*TASK PROMPT*:
Which lines of the entries below include "desc"? List them all.

[Page and application data records]

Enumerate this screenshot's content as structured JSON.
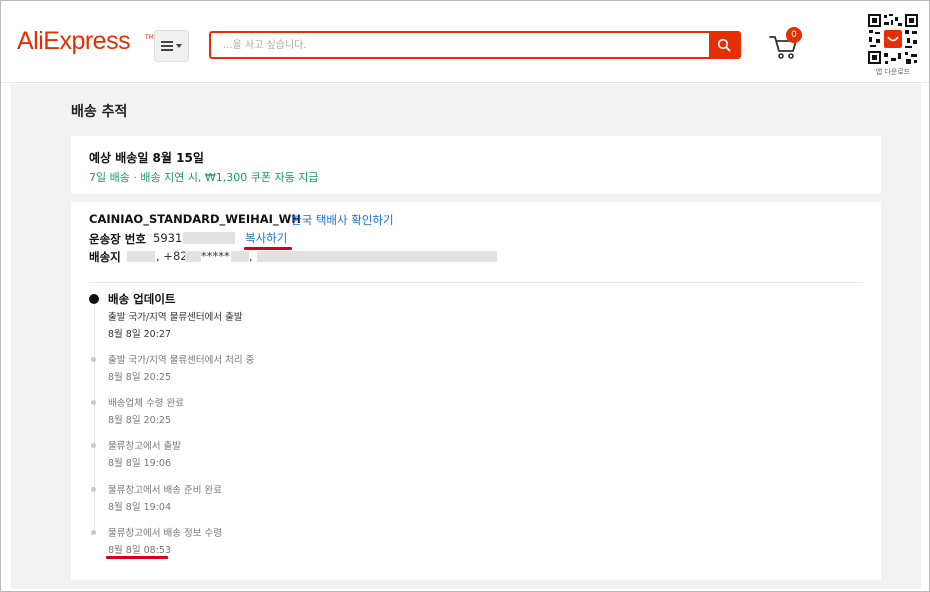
{
  "header": {
    "logo_text": "AliExpress",
    "logo_tm": "TM",
    "search_placeholder": "...을 사고 싶습니다.",
    "cart_count": "0",
    "qr_label": "앱 다운로드",
    "brand_color": "#e62e04"
  },
  "page": {
    "title": "배송 추적"
  },
  "eta": {
    "title": "예상 배송일 8월 15일",
    "note": "7일 배송 · 배송 지연 시, ₩1,300 쿠폰 자동 지급"
  },
  "shipment": {
    "carrier": "CAINIAO_STANDARD_WEIHAI_WH",
    "carrier_link": "한국 택배사 확인하기",
    "tracking_label": "운송장 번호",
    "tracking_value": "5931",
    "copy_link": "복사하기",
    "address_label": "배송지",
    "address_phone": ", +82",
    "address_phone_mask": "*****"
  },
  "timeline": {
    "heading": "배송 업데이트",
    "events": [
      {
        "desc": "출발 국가/지역 물류센터에서 출발",
        "time": "8월 8일 20:27"
      },
      {
        "desc": "출발 국가/지역 물류센터에서 처리 중",
        "time": "8월 8일 20:25"
      },
      {
        "desc": "배송업체 수령 완료",
        "time": "8월 8일 20:25"
      },
      {
        "desc": "물류창고에서 출발",
        "time": "8월 8일 19:06"
      },
      {
        "desc": "물류창고에서 배송 준비 완료",
        "time": "8월 8일 19:04"
      },
      {
        "desc": "물류창고에서 배송 정보 수령",
        "time": "8월 8일 08:53"
      }
    ]
  }
}
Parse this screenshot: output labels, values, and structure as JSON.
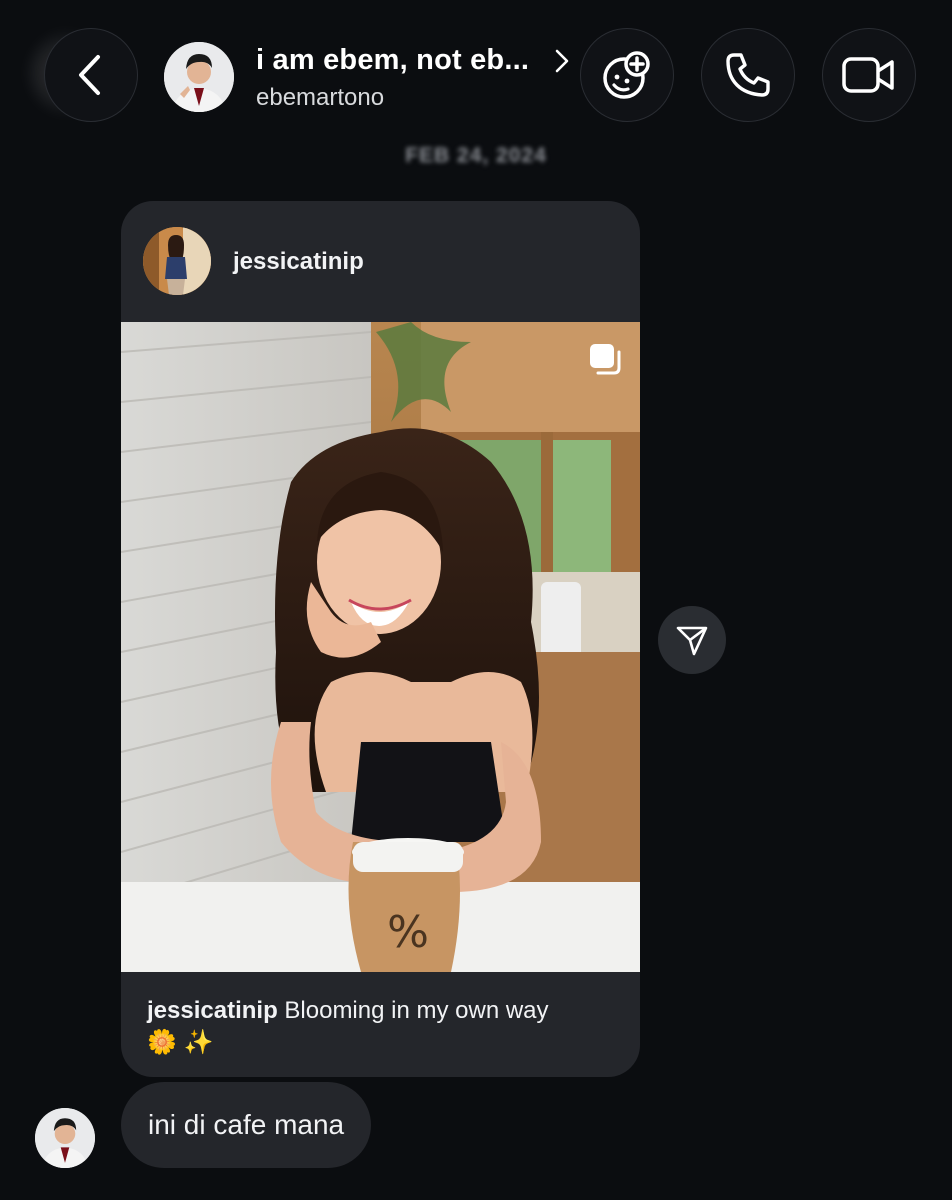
{
  "header": {
    "name": "i am ebem, not eb...",
    "username": "ebemartono"
  },
  "date_divider": "FEB 24, 2024",
  "shared_post": {
    "username": "jessicatinip",
    "caption_user": "jessicatinip",
    "caption_text": "Blooming in my own way",
    "caption_emoji": "🌼 ✨"
  },
  "message": {
    "text": "ini di cafe mana"
  },
  "icons": {
    "back": "chevron-left-icon",
    "chevron": "chevron-right-icon",
    "effects": "face-plus-icon",
    "call": "phone-icon",
    "video": "video-camera-icon",
    "multi": "carousel-icon",
    "share": "send-icon"
  },
  "colors": {
    "background": "#0b0d10",
    "bubble": "#24262b"
  }
}
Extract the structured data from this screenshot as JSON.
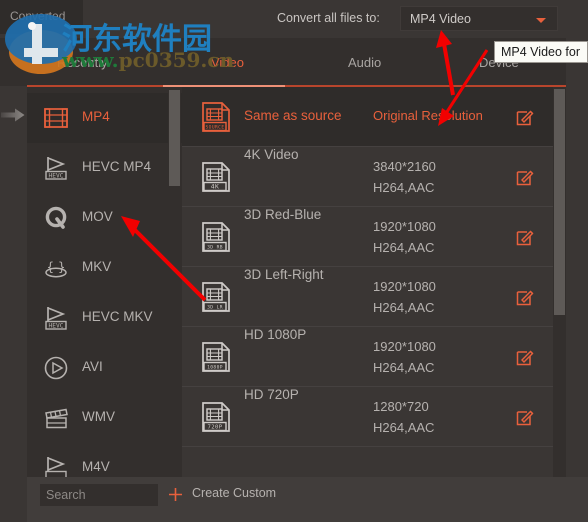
{
  "topbar": {
    "converted_tab_label": "Converted",
    "convert_all_label": "Convert all files to:",
    "format_value": "MP4 Video",
    "caret_icon": "chevron-down-icon"
  },
  "tooltip": {
    "text": "MP4 Video for"
  },
  "tabs": [
    {
      "label": "Recently",
      "active": false
    },
    {
      "label": "Video",
      "active": true
    },
    {
      "label": "Audio",
      "active": false
    },
    {
      "label": "Device",
      "active": false
    }
  ],
  "sidebar": {
    "items": [
      {
        "label": "MP4",
        "icon": "film-strip-icon",
        "active": true
      },
      {
        "label": "HEVC MP4",
        "icon": "hevc-flag-icon",
        "active": false
      },
      {
        "label": "MOV",
        "icon": "quicktime-q-icon",
        "active": false
      },
      {
        "label": "MKV",
        "icon": "matroska-icon",
        "active": false
      },
      {
        "label": "HEVC MKV",
        "icon": "hevc-flag-icon",
        "active": false
      },
      {
        "label": "AVI",
        "icon": "play-circle-icon",
        "active": false
      },
      {
        "label": "WMV",
        "icon": "clapperboard-icon",
        "active": false
      },
      {
        "label": "M4V",
        "icon": "flag-icon",
        "active": false
      }
    ]
  },
  "presets": [
    {
      "name": "Same as source",
      "resolution": "Original Resolution",
      "codec": "",
      "icon": "source-file-icon",
      "badge": "SOURCE",
      "selected": true,
      "edit_icon": "edit-pencil-icon"
    },
    {
      "name": "4K Video",
      "resolution": "3840*2160",
      "codec": "H264,AAC",
      "icon": "video-file-icon",
      "badge": "4K",
      "selected": false,
      "edit_icon": "edit-pencil-icon"
    },
    {
      "name": "3D Red-Blue",
      "resolution": "1920*1080",
      "codec": "H264,AAC",
      "icon": "video-file-icon",
      "badge": "3D RB",
      "selected": false,
      "edit_icon": "edit-pencil-icon"
    },
    {
      "name": "3D Left-Right",
      "resolution": "1920*1080",
      "codec": "H264,AAC",
      "icon": "video-file-icon",
      "badge": "3D LR",
      "selected": false,
      "edit_icon": "edit-pencil-icon"
    },
    {
      "name": "HD 1080P",
      "resolution": "1920*1080",
      "codec": "H264,AAC",
      "icon": "video-file-icon",
      "badge": "1080P",
      "selected": false,
      "edit_icon": "edit-pencil-icon"
    },
    {
      "name": "HD 720P",
      "resolution": "1280*720",
      "codec": "H264,AAC",
      "icon": "video-file-icon",
      "badge": "720P",
      "selected": false,
      "edit_icon": "edit-pencil-icon"
    }
  ],
  "bottombar": {
    "search_placeholder": "Search",
    "search_value": "",
    "create_custom_label": "Create Custom",
    "plus_icon": "plus-icon"
  },
  "watermark": {
    "chinese": "河东软件园",
    "url_www": "www.",
    "url_domain": "pc0359.cn"
  },
  "colors": {
    "accent": "#e8603c",
    "panel_bg": "#3a3634",
    "sidebar_bg": "#332f2d",
    "text": "#b6b2af",
    "arrow": "#f20000"
  }
}
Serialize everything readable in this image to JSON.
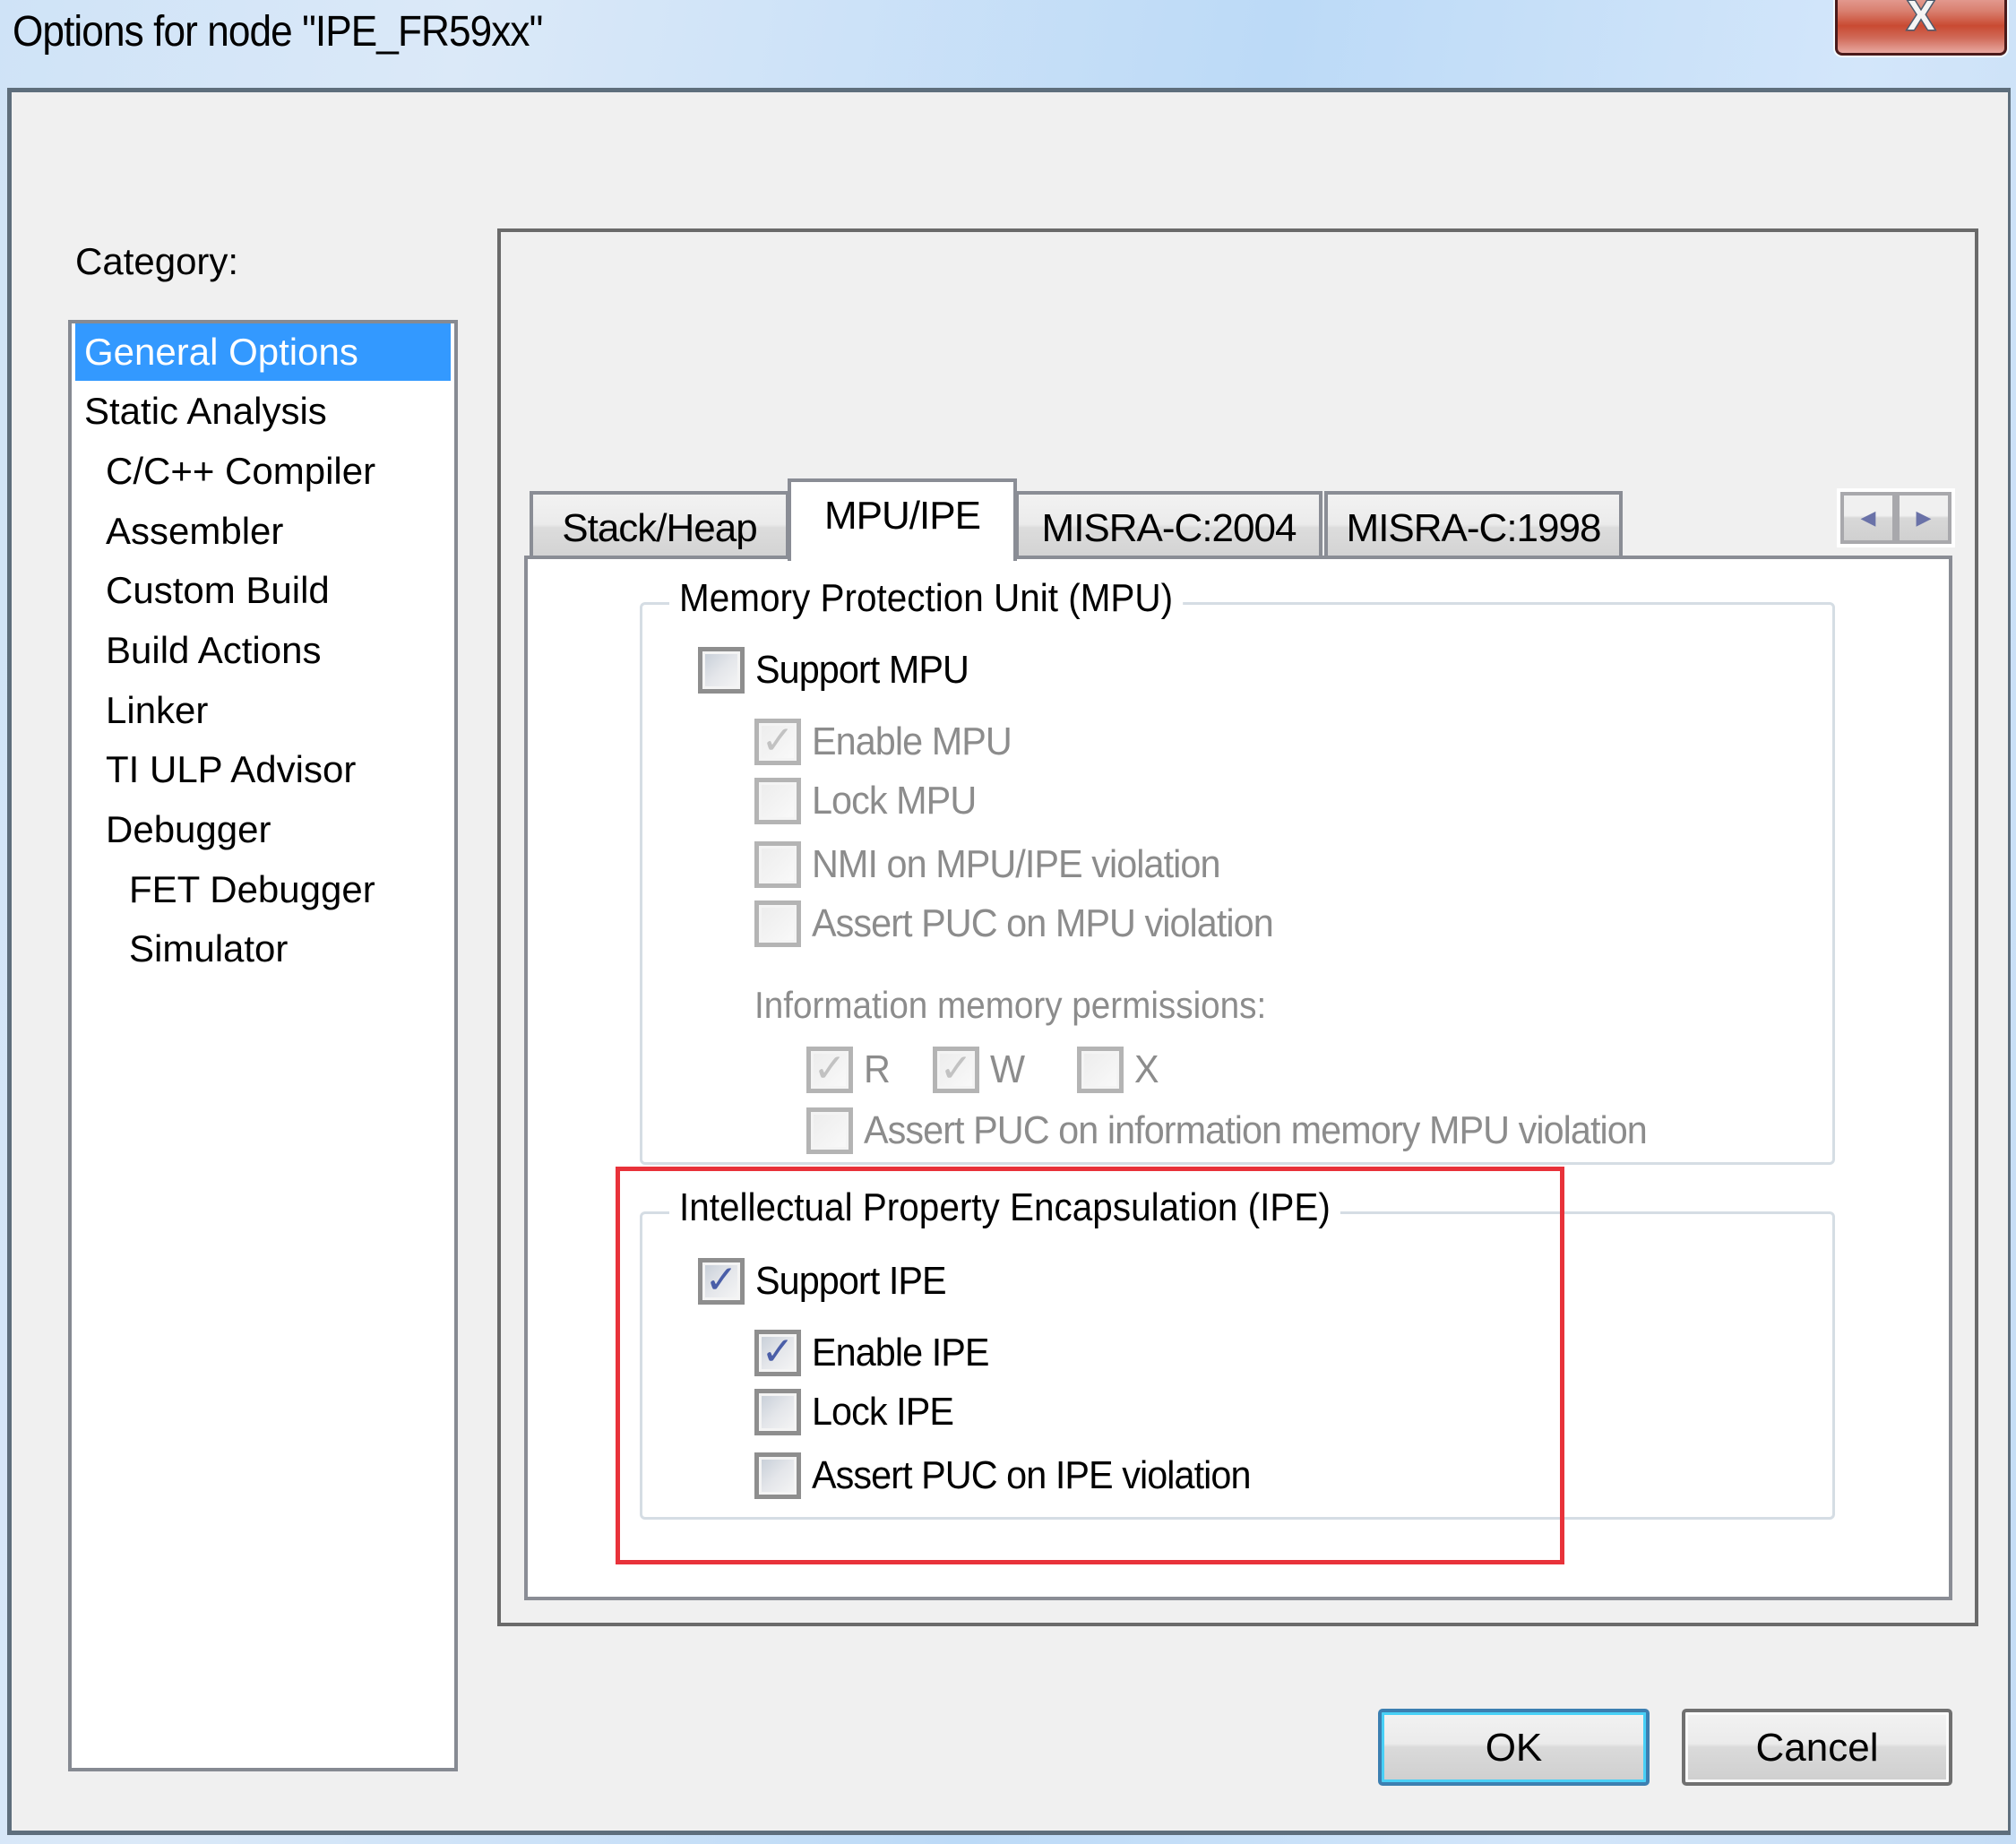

*EXERCISE RESPONSE*:
        "desc": "출발 국가/지역 물류센터에서 출발",
        "desc": "출발 국가/지역 물류센터에서 처리 중",
        "desc": "배송업체 수령 완료",
        "desc": "물류창고에서 출발",
        "desc": "물류창고에서 배송 준비 완료",
        "desc": "물류창고에서 배송 정보 수령",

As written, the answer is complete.